Currently the OSC is heavily focused on the issue of binary options. We are increasingly concerned about the growing number of websites promoting offshore binary options trading platforms that are targeting Canadians. These websites can make it seem like investors can make quick money with binary options, but we want to make it clear that no business is currently registered or authorized to sell binary options in Canada. We’re also looking at ways outside of enforcement to educate investors on the risks of binary options. To that end our team has been working with regulators in Canada, North America, and across the world to try and find the best strategy.
We also regularly participate in the OSC in the Community program run by the Investor Office. I think that Enforcement has a role to be out there explaining to people what we do and how we do it. The program also helps ensure that investors understand their rights and responsibilities with respect to their advisor. The OSC encourages investors to ask questions, do their own research and reach out to the Ontario Securities Commission if they feel that they’ve been mistreated or have concerns.

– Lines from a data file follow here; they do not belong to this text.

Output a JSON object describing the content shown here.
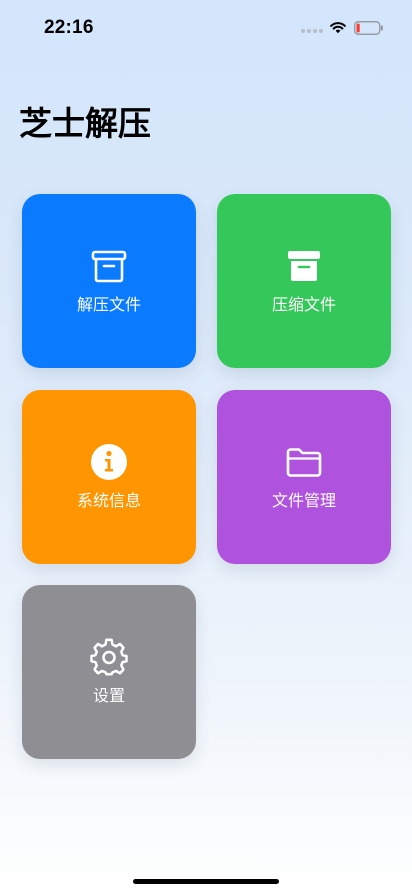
{
  "status_bar": {
    "time": "22:16",
    "signal_icon": "signal-dots-icon",
    "wifi_icon": "wifi-icon",
    "battery_icon": "battery-low-icon",
    "battery_level": 0.15,
    "battery_color": "#ff3b30"
  },
  "app": {
    "title": "芝士解压"
  },
  "tiles": [
    {
      "label": "解压文件",
      "icon": "archive-box-open-icon",
      "color": "#0a7aff"
    },
    {
      "label": "压缩文件",
      "icon": "archive-box-filled-icon",
      "color": "#34c759"
    },
    {
      "label": "系统信息",
      "icon": "info-circle-icon",
      "color": "#ff9500"
    },
    {
      "label": "文件管理",
      "icon": "folder-icon",
      "color": "#af52de"
    },
    {
      "label": "设置",
      "icon": "gear-icon",
      "color": "#8e8e93"
    }
  ]
}
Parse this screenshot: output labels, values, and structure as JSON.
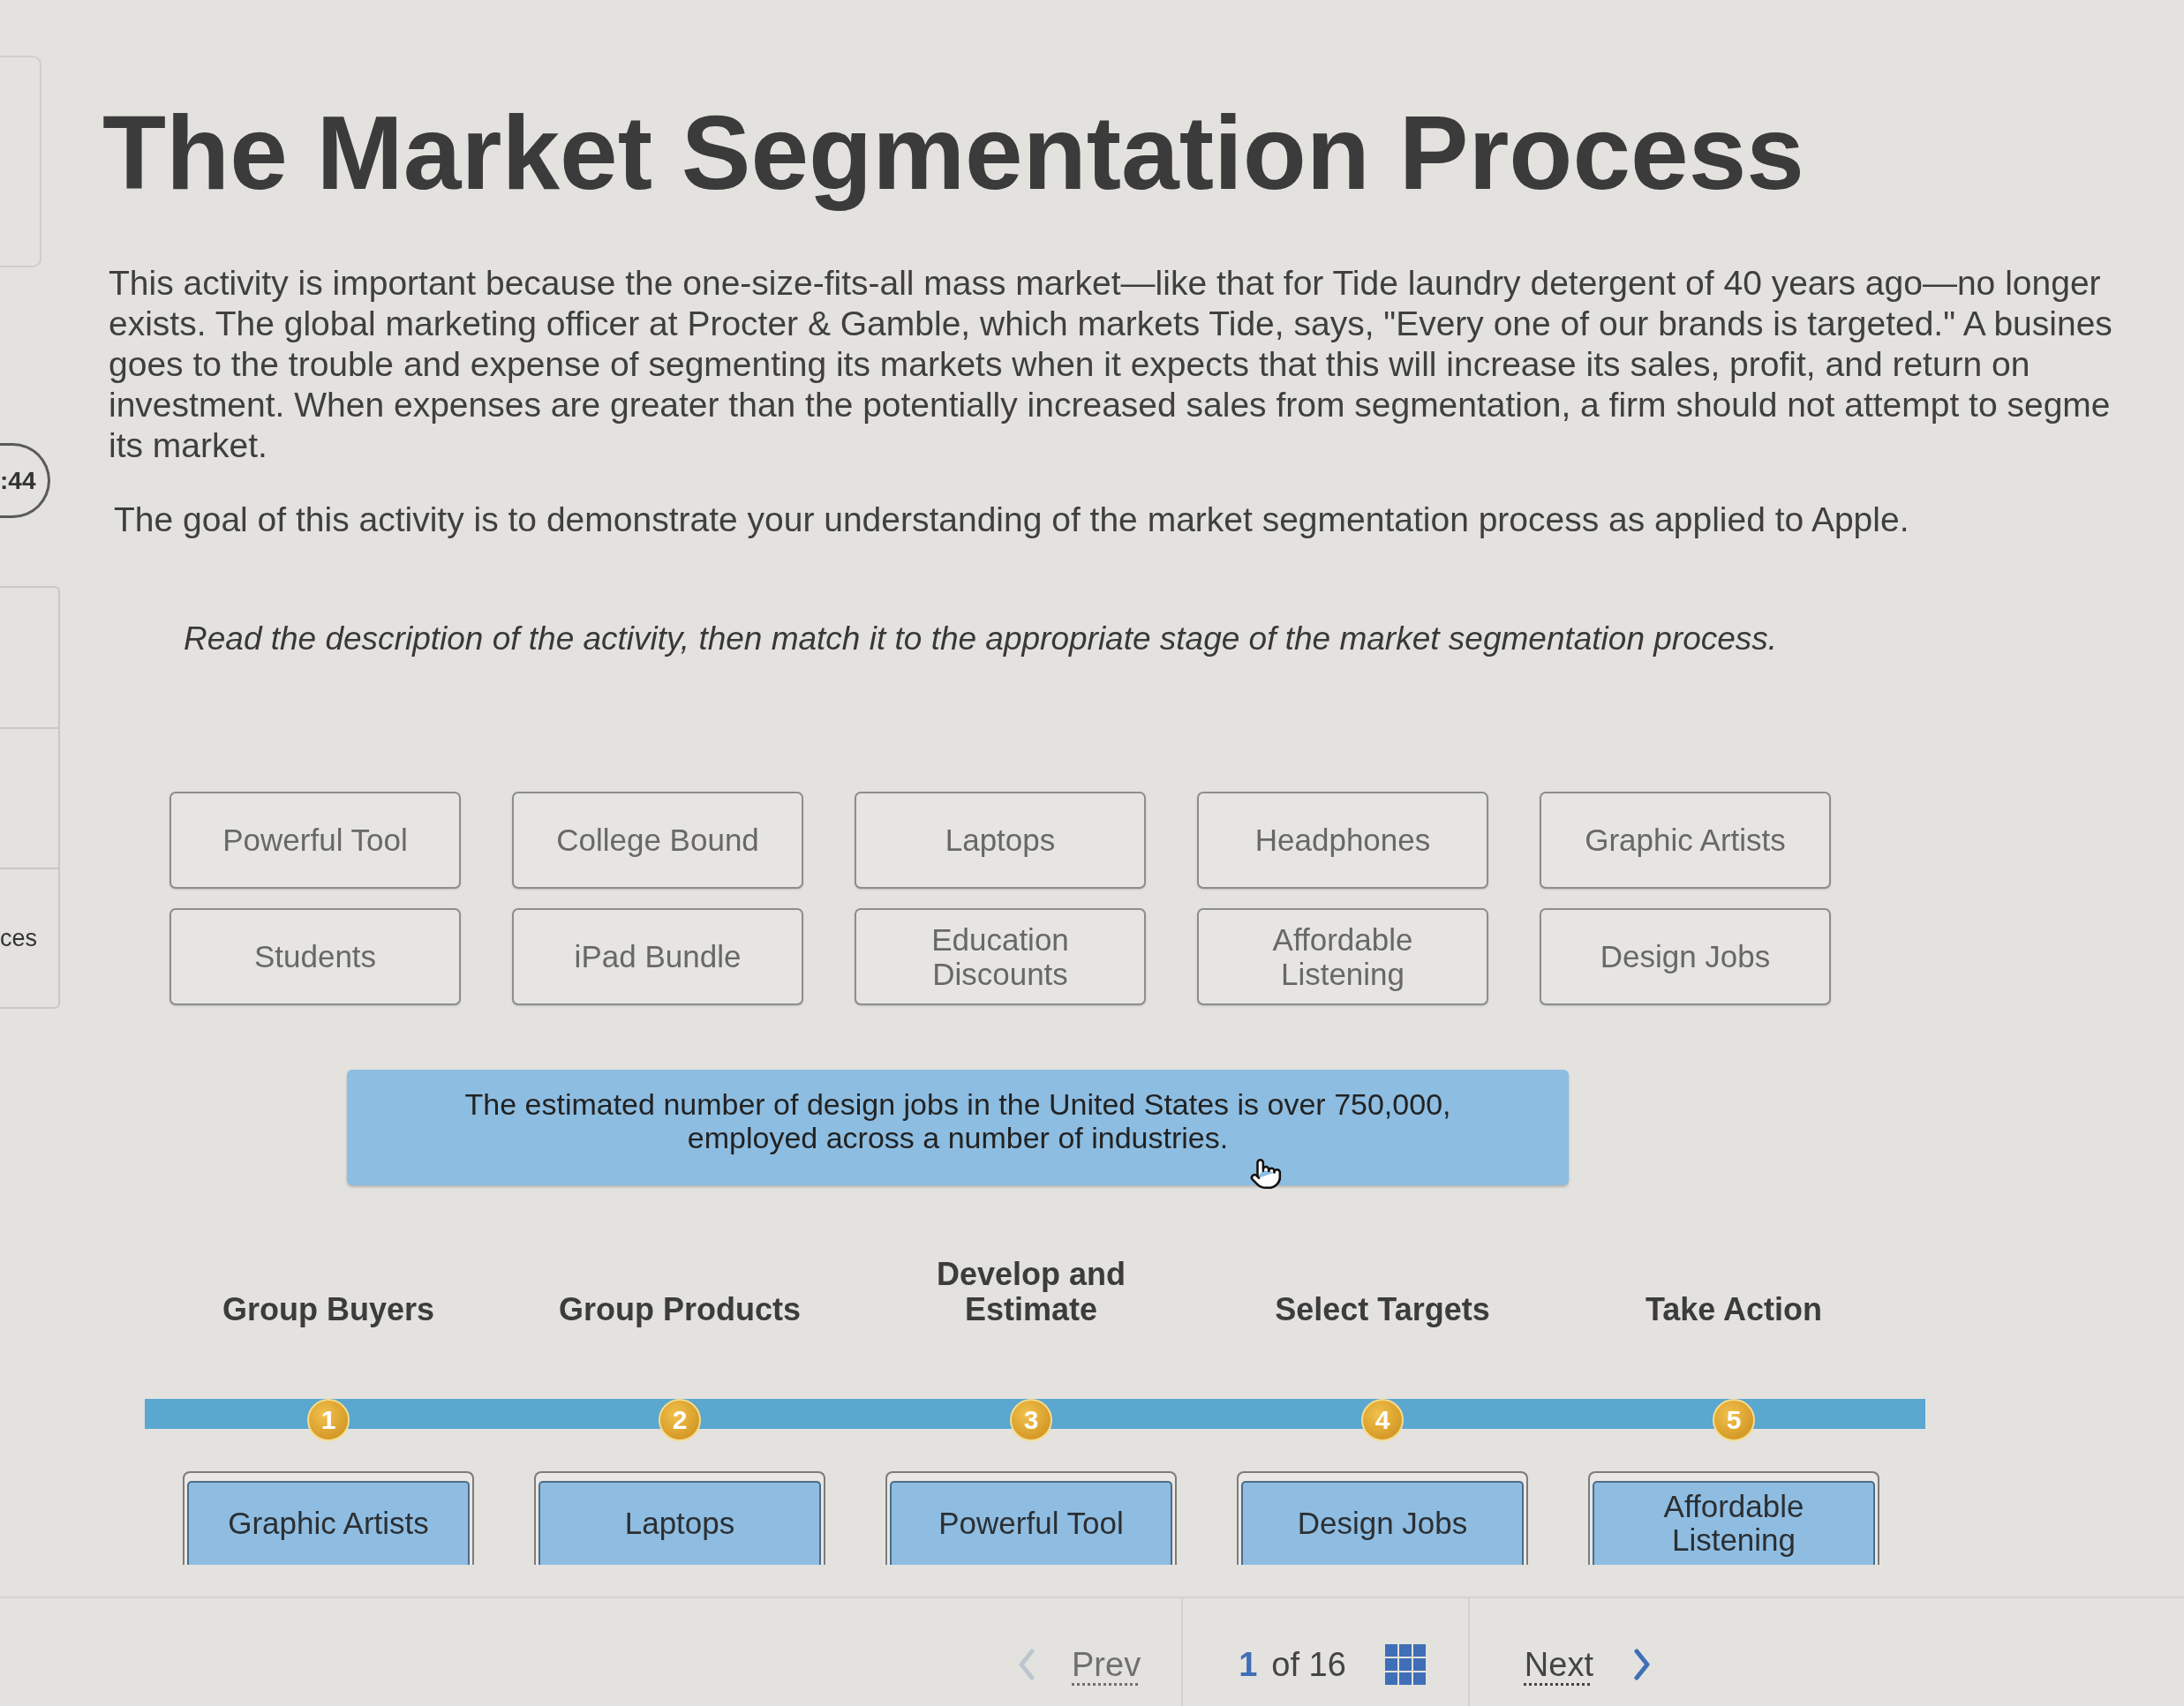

We’re here for them.
Another big project that the Enforcement Branch is working on is the whistleblower program. Among other things, the program operates with the premise that it is very difficult for individuals to come forward with serious issues that affect the company or entity where they work. We want to encourage potential whistleblowers to take that courageous step forward and assist us with investigating hard-to-detect regulatory offenses.
Any final thoughts?
I want to let people know that we welcome new ideas on how we can work better, including with both the Investor Office and investors directly. Enforcement has often been utilized as a blunt instrument when everything else hasn’t worked. Our goal is to work with investors and the participants of the capital markets to explore ideas about intervening in matters as early as possible in order to prevent harm.